ARLINGTON, VA – Former Trump campaign manager Paul Manafort pled not guilty on Thursday to charges of tax and bank fraud as part of the Russia investigation.
The charges were the latest brought by Special Prosecutor Robert Mueller in the wide-ranging probe of possible collusion between the Trump Campaign and Russia to rig the 2016 election.
Manafort, along with Robert Gates, another former senior Trump campaign official, is charged with a string of financial crimes that pre-date his involvement with the campaign. Mueller alleges that Manafort acted for nearly a decade as an unregistered foreign agent for the government of Ukraine, making millions of dollars that he hid from the Federal government through a series of fraudulent loans and shell corporations.
Gates has already pled guilty to the Federal government’s charges and is cooperating with Special Council Robert Mueller’s investigation.
Manafort is facing federal charges in the US District Court in both Virginia and the District of Columbia.

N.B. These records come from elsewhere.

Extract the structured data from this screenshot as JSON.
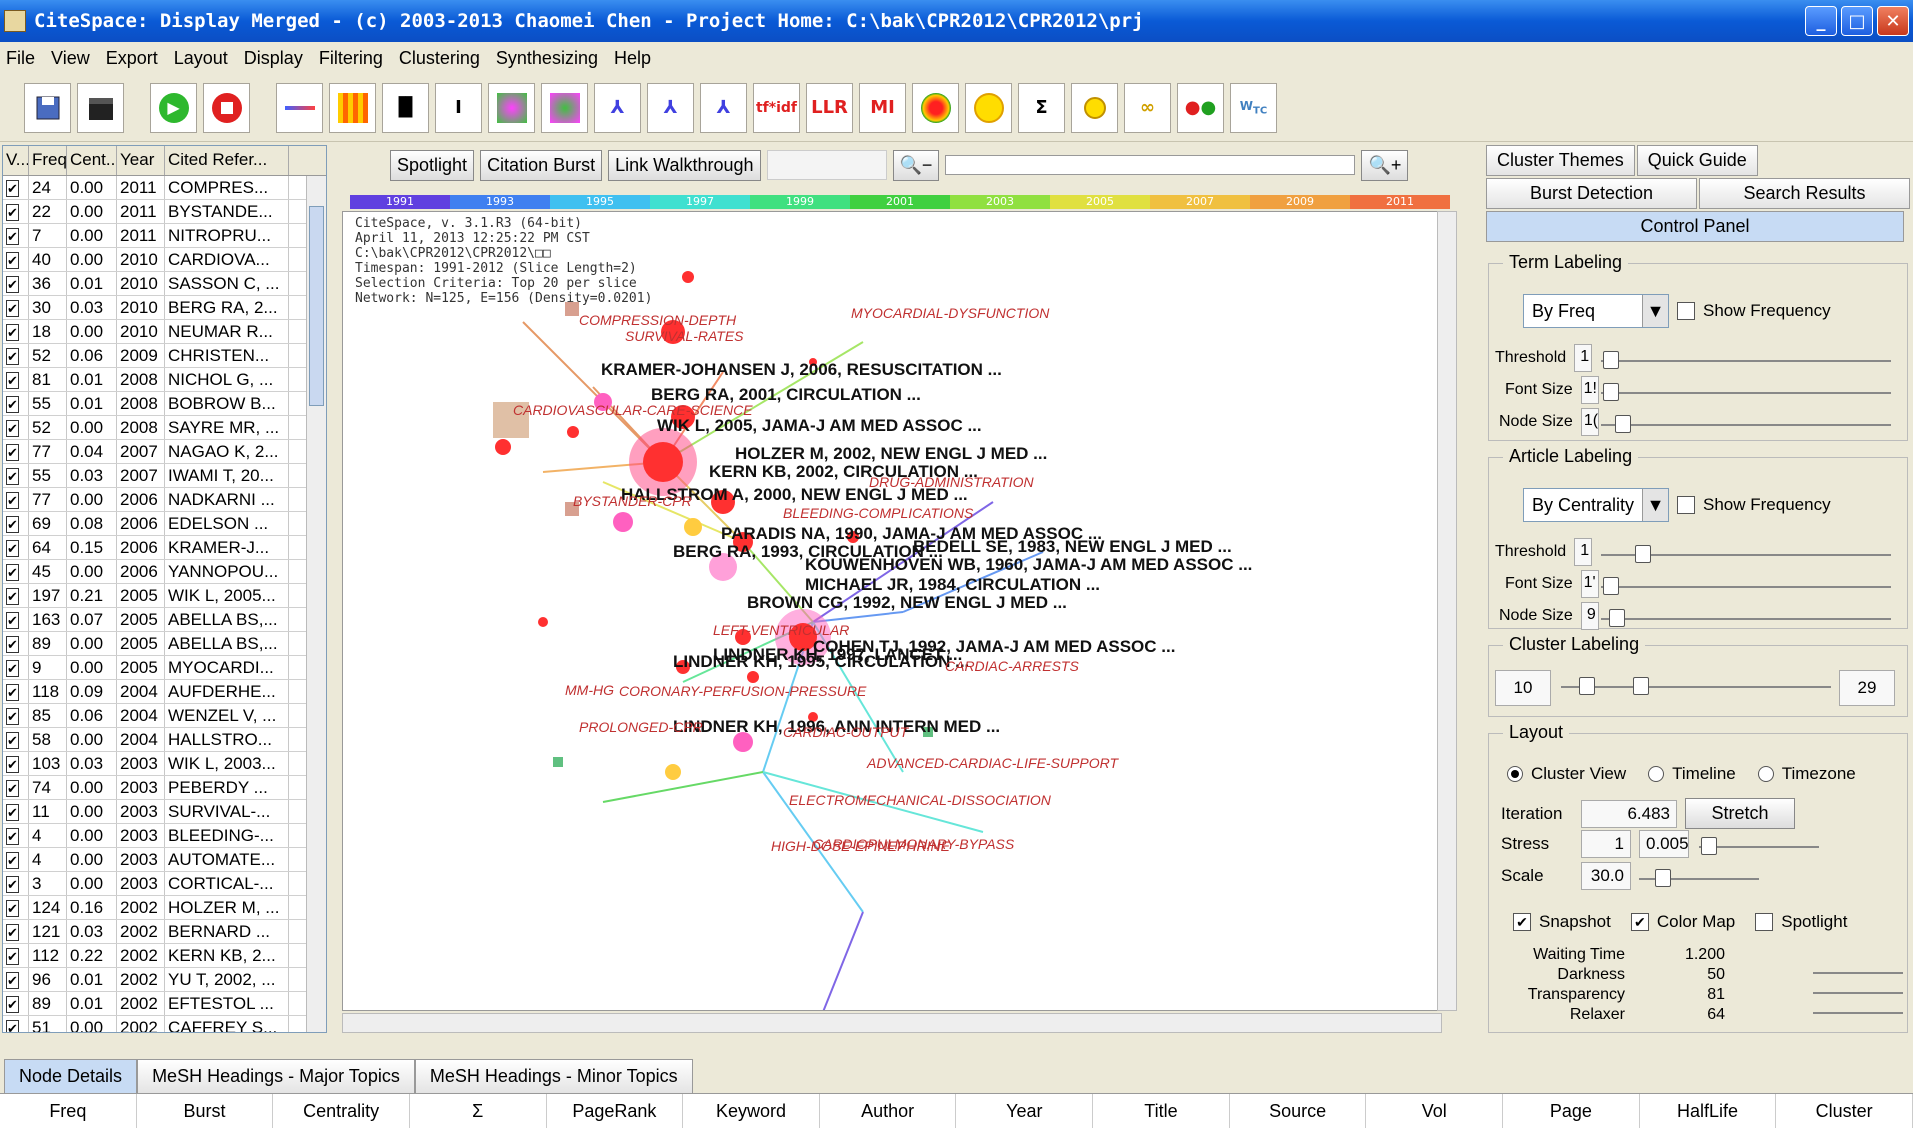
{
  "window": {
    "title": "CiteSpace: Display Merged - (c) 2003-2013 Chaomei Chen - Project Home: C:\\bak\\CPR2012\\CPR2012\\prj"
  },
  "menu": [
    "File",
    "View",
    "Export",
    "Layout",
    "Display",
    "Filtering",
    "Clustering",
    "Synthesizing",
    "Help"
  ],
  "toolbar": {
    "tfidf": "tf*idf",
    "llr": "LLR",
    "mi": "MI",
    "sigma": "Σ"
  },
  "table": {
    "columns": [
      "V...",
      "Freq",
      "Cent...",
      "Year",
      "Cited Refer..."
    ],
    "rows": [
      [
        "24",
        "0.00",
        "2011",
        "COMPRES..."
      ],
      [
        "22",
        "0.00",
        "2011",
        "BYSTANDE..."
      ],
      [
        "7",
        "0.00",
        "2011",
        "NITROPRU..."
      ],
      [
        "40",
        "0.00",
        "2010",
        "CARDIOVA..."
      ],
      [
        "36",
        "0.01",
        "2010",
        "SASSON C, ..."
      ],
      [
        "30",
        "0.03",
        "2010",
        "BERG RA, 2..."
      ],
      [
        "18",
        "0.00",
        "2010",
        "NEUMAR R..."
      ],
      [
        "52",
        "0.06",
        "2009",
        "CHRISTEN..."
      ],
      [
        "81",
        "0.01",
        "2008",
        "NICHOL G, ..."
      ],
      [
        "55",
        "0.01",
        "2008",
        "BOBROW B..."
      ],
      [
        "52",
        "0.00",
        "2008",
        "SAYRE MR, ..."
      ],
      [
        "77",
        "0.04",
        "2007",
        "NAGAO K, 2..."
      ],
      [
        "55",
        "0.03",
        "2007",
        "IWAMI T, 20..."
      ],
      [
        "77",
        "0.00",
        "2006",
        "NADKARNI ..."
      ],
      [
        "69",
        "0.08",
        "2006",
        "EDELSON ..."
      ],
      [
        "64",
        "0.15",
        "2006",
        "KRAMER-J..."
      ],
      [
        "45",
        "0.00",
        "2006",
        "YANNOPOU..."
      ],
      [
        "197",
        "0.21",
        "2005",
        "WIK L, 2005..."
      ],
      [
        "163",
        "0.07",
        "2005",
        "ABELLA BS,..."
      ],
      [
        "89",
        "0.00",
        "2005",
        "ABELLA BS,..."
      ],
      [
        "9",
        "0.00",
        "2005",
        "MYOCARDI..."
      ],
      [
        "118",
        "0.09",
        "2004",
        "AUFDERHE..."
      ],
      [
        "85",
        "0.06",
        "2004",
        "WENZEL V, ..."
      ],
      [
        "58",
        "0.00",
        "2004",
        "HALLSTRO..."
      ],
      [
        "103",
        "0.03",
        "2003",
        "WIK L, 2003..."
      ],
      [
        "74",
        "0.00",
        "2003",
        "PEBERDY ..."
      ],
      [
        "11",
        "0.00",
        "2003",
        "SURVIVAL-..."
      ],
      [
        "4",
        "0.00",
        "2003",
        "BLEEDING-..."
      ],
      [
        "4",
        "0.00",
        "2003",
        "AUTOMATE..."
      ],
      [
        "3",
        "0.00",
        "2003",
        "CORTICAL-..."
      ],
      [
        "124",
        "0.16",
        "2002",
        "HOLZER M, ..."
      ],
      [
        "121",
        "0.03",
        "2002",
        "BERNARD ..."
      ],
      [
        "112",
        "0.22",
        "2002",
        "KERN KB, 2..."
      ],
      [
        "96",
        "0.01",
        "2002",
        "YU T, 2002, ..."
      ],
      [
        "89",
        "0.01",
        "2002",
        "EFTESTOL ..."
      ],
      [
        "51",
        "0.00",
        "2002",
        "CAFFREY S..."
      ]
    ]
  },
  "center": {
    "buttons": {
      "spotlight": "Spotlight",
      "burst": "Citation Burst",
      "walk": "Link Walkthrough"
    },
    "years": [
      "1991",
      "1993",
      "1995",
      "1997",
      "1999",
      "2001",
      "2003",
      "2005",
      "2007",
      "2009",
      "2011"
    ],
    "info": "CiteSpace, v. 3.1.R3 (64-bit)\nApril 11, 2013 12:25:22 PM CST\nC:\\bak\\CPR2012\\CPR2012\\□□\nTimespan: 1991-2012 (Slice Length=2)\nSelection Criteria: Top 20 per slice\nNetwork: N=125, E=156 (Density=0.0201)",
    "node_labels": [
      "KRAMER-JOHANSEN J, 2006, RESUSCITATION ...",
      "BERG RA, 2001, CIRCULATION ...",
      "WIK L, 2005, JAMA-J AM MED ASSOC ...",
      "HOLZER M, 2002, NEW ENGL J MED ...",
      "KERN KB, 2002, CIRCULATION ...",
      "HALLSTROM A, 2000, NEW ENGL J MED ...",
      "PARADIS NA, 1990, JAMA-J AM MED ASSOC ...",
      "BEDELL SE, 1983, NEW ENGL J MED ...",
      "BERG RA, 1993, CIRCULATION ...",
      "KOUWENHOVEN WB, 1960, JAMA-J AM MED ASSOC ...",
      "MICHAEL JR, 1984, CIRCULATION ...",
      "BROWN CG, 1992, NEW ENGL J MED ...",
      "COHEN TJ, 1992, JAMA-J AM MED ASSOC ...",
      "LINDNER KH, 1995, CIRCULATION ...",
      "LINDNER KH, 1997, LANCET ...",
      "LINDNER KH, 1996, ANN INTERN MED ..."
    ],
    "keyword_labels": [
      "COMPRESSION-DEPTH",
      "SURVIVAL-RATES",
      "MYOCARDIAL-DYSFUNCTION",
      "CARDIOVASCULAR-CARE-SCIENCE",
      "DRUG-ADMINISTRATION",
      "BYSTANDER-CPR",
      "BLEEDING-COMPLICATIONS",
      "LEFT-VENTRICULAR",
      "CARDIAC-ARRESTS",
      "MM-HG",
      "CORONARY-PERFUSION-PRESSURE",
      "PROLONGED-CPR",
      "CARDIAC-OUTPUT",
      "ADVANCED-CARDIAC-LIFE-SUPPORT",
      "ELECTROMECHANICAL-DISSOCIATION",
      "HIGH-DOSE-EPINEPHRINE",
      "CARDIOPULMONARY-BYPASS"
    ]
  },
  "right": {
    "tabs1": [
      "Cluster Themes",
      "Quick Guide"
    ],
    "tabs2": [
      "Burst Detection",
      "Search Results"
    ],
    "control": "Control Panel",
    "term": {
      "title": "Term Labeling",
      "mode": "By Freq",
      "showfreq": "Show Frequency",
      "threshold": "Threshold",
      "threshold_val": "1",
      "font": "Font Size",
      "font_val": "1!",
      "node": "Node Size",
      "node_val": "1("
    },
    "article": {
      "title": "Article Labeling",
      "mode": "By Centrality",
      "showfreq": "Show Frequency",
      "threshold": "Threshold",
      "threshold_val": "1",
      "font": "Font Size",
      "font_val": "1'",
      "node": "Node Size",
      "node_val": "9"
    },
    "cluster": {
      "title": "Cluster Labeling",
      "min": "10",
      "max": "29"
    },
    "layout": {
      "title": "Layout",
      "cluster_view": "Cluster View",
      "timeline": "Timeline",
      "timezone": "Timezone",
      "iteration": "Iteration",
      "iteration_val": "6.483",
      "stretch": "Stretch",
      "stress": "Stress",
      "stress_val": "1",
      "stress_val2": "0.005",
      "scale": "Scale",
      "scale_val": "30.0"
    },
    "display": {
      "snapshot": "Snapshot",
      "colormap": "Color Map",
      "spotlight": "Spotlight",
      "waiting": "Waiting Time",
      "waiting_val": "1.200",
      "darkness": "Darkness",
      "darkness_val": "50",
      "transparency": "Transparency",
      "transparency_val": "81",
      "relaxer": "Relaxer",
      "relaxer_val": "64"
    }
  },
  "bottom": {
    "tabs": [
      "Node Details",
      "MeSH Headings - Major Topics",
      "MeSH Headings - Minor Topics"
    ],
    "columns": [
      "Freq",
      "Burst",
      "Centrality",
      "Σ",
      "PageRank",
      "Keyword",
      "Author",
      "Year",
      "Title",
      "Source",
      "Vol",
      "Page",
      "HalfLife",
      "Cluster"
    ]
  }
}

The case out of Washington is focused on charges of criminal conspiracy, while the charges in Virginia are focused on tax fraud and evasion.
In court today, Manafort’s defense attorney, Kevin Downey, said they would look into consolidating all charges and moving the case to the Eastern District Court in Arlington.

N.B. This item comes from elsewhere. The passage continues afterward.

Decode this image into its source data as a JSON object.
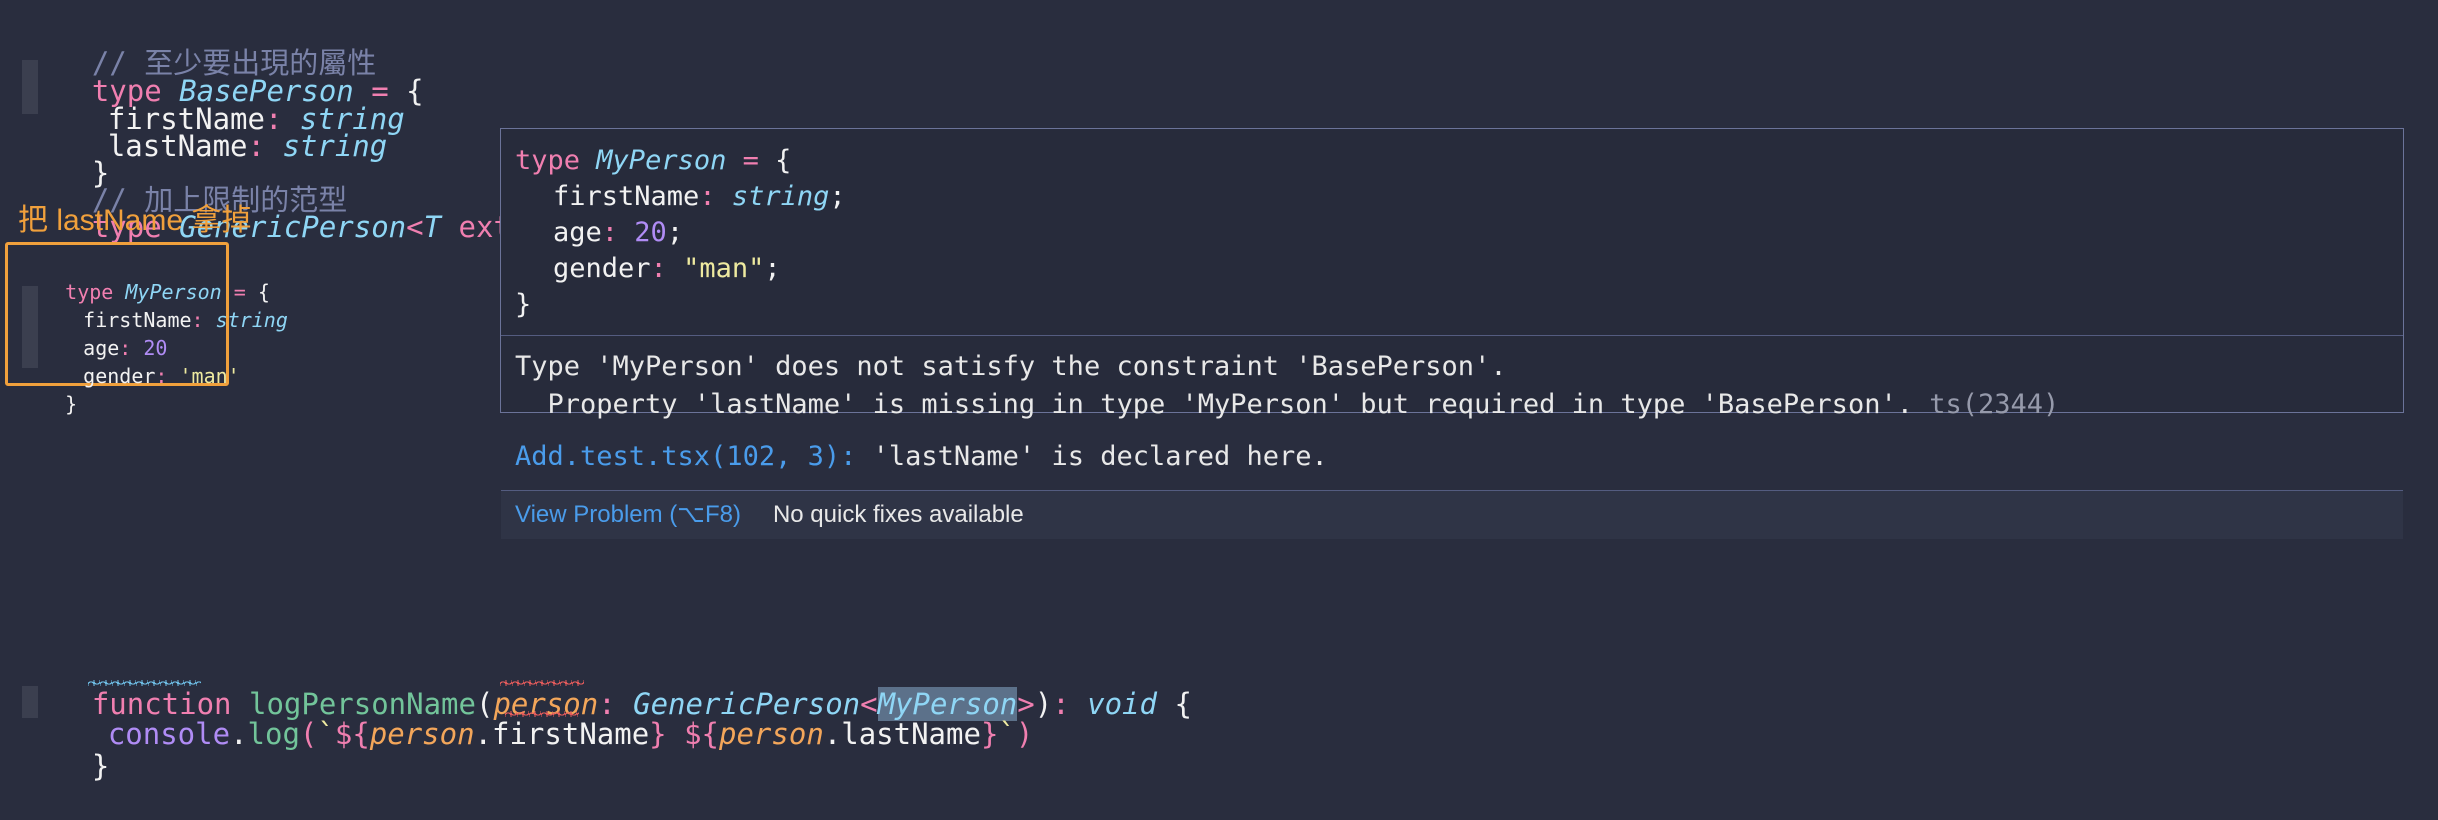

Manafort was arraigned in the DC case in February, where he was ordered confined to his home, and a bond of $10 million was placed on him.
In court today, Judge T.S. Ellis also ordered Manafort confined to his home.

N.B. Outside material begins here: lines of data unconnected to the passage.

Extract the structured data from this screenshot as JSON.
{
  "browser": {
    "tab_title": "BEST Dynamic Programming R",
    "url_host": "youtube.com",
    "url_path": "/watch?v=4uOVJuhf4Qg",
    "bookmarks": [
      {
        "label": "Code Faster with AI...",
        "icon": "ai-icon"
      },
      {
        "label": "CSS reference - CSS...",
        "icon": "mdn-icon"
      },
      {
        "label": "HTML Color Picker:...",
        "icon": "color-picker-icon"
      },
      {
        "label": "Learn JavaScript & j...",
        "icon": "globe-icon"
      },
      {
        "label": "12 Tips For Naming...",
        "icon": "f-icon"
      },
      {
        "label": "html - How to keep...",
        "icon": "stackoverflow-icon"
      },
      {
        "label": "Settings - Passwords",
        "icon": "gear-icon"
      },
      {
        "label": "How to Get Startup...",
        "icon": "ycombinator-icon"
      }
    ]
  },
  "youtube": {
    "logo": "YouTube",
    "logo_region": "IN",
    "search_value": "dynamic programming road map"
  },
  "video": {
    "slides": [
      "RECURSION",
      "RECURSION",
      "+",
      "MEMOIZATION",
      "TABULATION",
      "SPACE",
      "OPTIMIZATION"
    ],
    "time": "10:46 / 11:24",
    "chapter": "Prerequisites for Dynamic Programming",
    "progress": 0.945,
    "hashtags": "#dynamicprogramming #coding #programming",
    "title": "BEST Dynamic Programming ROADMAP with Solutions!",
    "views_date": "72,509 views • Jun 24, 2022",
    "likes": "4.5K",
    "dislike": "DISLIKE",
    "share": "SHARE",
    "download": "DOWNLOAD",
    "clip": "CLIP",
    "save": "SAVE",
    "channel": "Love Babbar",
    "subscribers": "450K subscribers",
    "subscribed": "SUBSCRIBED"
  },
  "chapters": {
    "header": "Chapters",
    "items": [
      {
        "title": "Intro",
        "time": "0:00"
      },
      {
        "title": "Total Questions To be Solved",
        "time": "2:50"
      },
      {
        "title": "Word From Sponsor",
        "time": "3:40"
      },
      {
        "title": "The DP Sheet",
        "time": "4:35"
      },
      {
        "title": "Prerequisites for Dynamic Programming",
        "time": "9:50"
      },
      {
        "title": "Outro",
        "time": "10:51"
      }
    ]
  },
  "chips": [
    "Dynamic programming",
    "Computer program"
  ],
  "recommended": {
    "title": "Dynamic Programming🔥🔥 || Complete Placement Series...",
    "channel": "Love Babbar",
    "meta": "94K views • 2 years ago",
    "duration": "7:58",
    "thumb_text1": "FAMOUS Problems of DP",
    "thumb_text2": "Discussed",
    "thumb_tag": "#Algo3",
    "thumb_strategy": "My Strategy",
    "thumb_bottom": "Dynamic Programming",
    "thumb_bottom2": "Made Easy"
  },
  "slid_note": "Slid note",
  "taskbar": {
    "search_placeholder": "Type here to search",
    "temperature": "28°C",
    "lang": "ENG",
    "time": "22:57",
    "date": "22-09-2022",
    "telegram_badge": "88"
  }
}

“Purely on the facts presented to me, he is quite manifestly a risk of flight,” the judge said, citing Manafort’s substantial wealth and overseas connections.
As a result, Manafort will now be wearing two different location trackers at all times. He’s allowed to leave his home for meetings with his attorneys, medical emergencies, and religious observances.
The prosecution said it will be bringing between 20 and 25 witnesses when the case goes to trial, and expects testimony to last between eight and 10 days.
Judge Ellis set the trial to begin July 10th.